Directions for this task: An exact reprint of every record below is required, with the pictures left out.
Segment Open
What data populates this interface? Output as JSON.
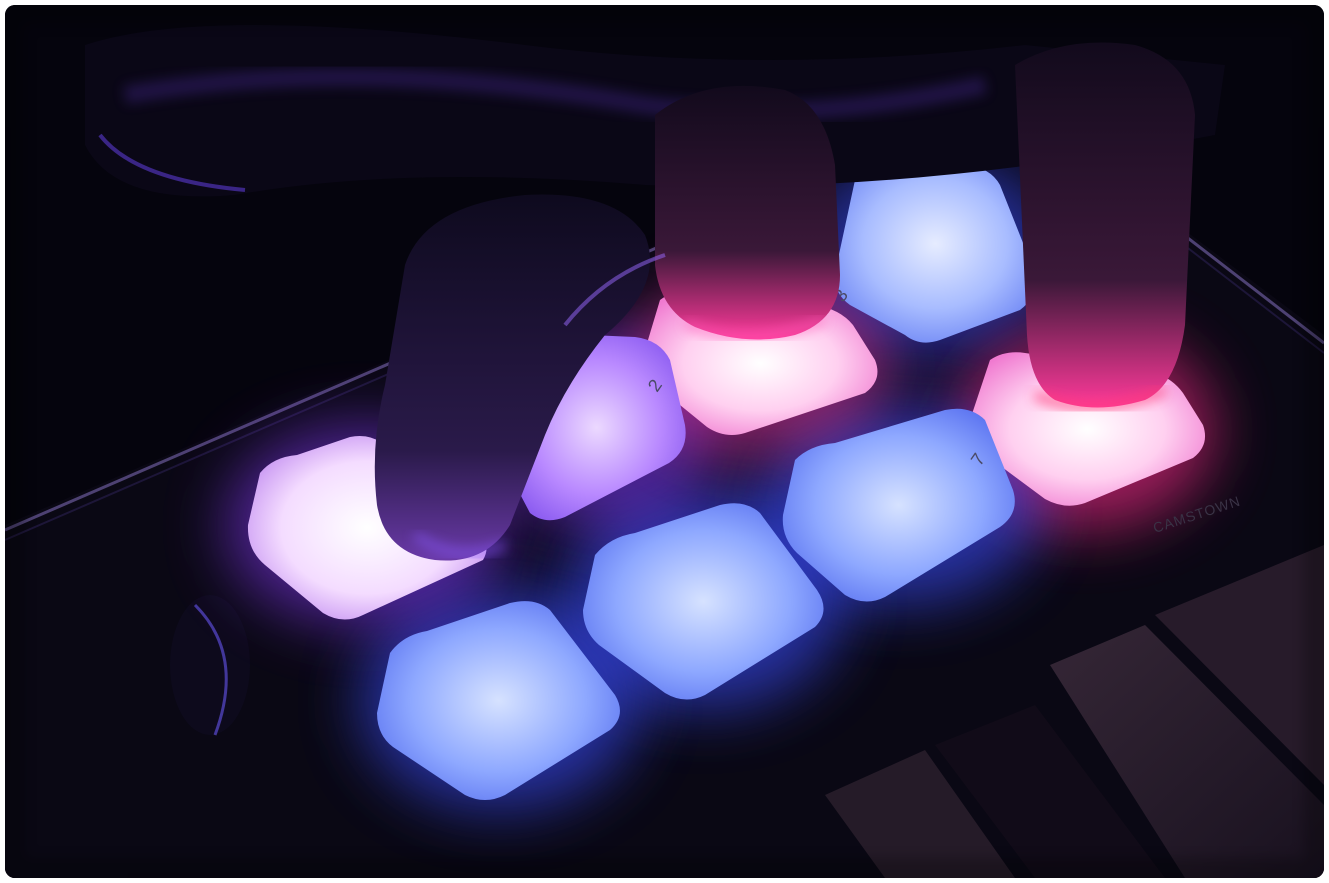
{
  "scene": {
    "description_colors": {
      "background": "#05040d",
      "pad_blue": "#9fb8ff",
      "pad_violet": "#c9a3ff",
      "pad_pink": "#ffb8e6",
      "glow_blue": "#3a4dff",
      "glow_magenta": "#ff2a8a"
    },
    "pad_labels": {
      "pad2": "2",
      "pad3": "3",
      "pad7": "7"
    },
    "brand_text": "CAMSTOWN"
  }
}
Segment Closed
Completed exercise:
What data populates this interface? Output as JSON.
{
  "scene": {
    "description_colors": {
      "background": "#05040d",
      "pad_blue": "#9fb8ff",
      "pad_violet": "#c9a3ff",
      "pad_pink": "#ffb8e6",
      "glow_blue": "#3a4dff",
      "glow_magenta": "#ff2a8a"
    },
    "pad_labels": {
      "pad2": "2",
      "pad3": "3",
      "pad7": "7"
    },
    "brand_text": "CAMSTOWN"
  }
}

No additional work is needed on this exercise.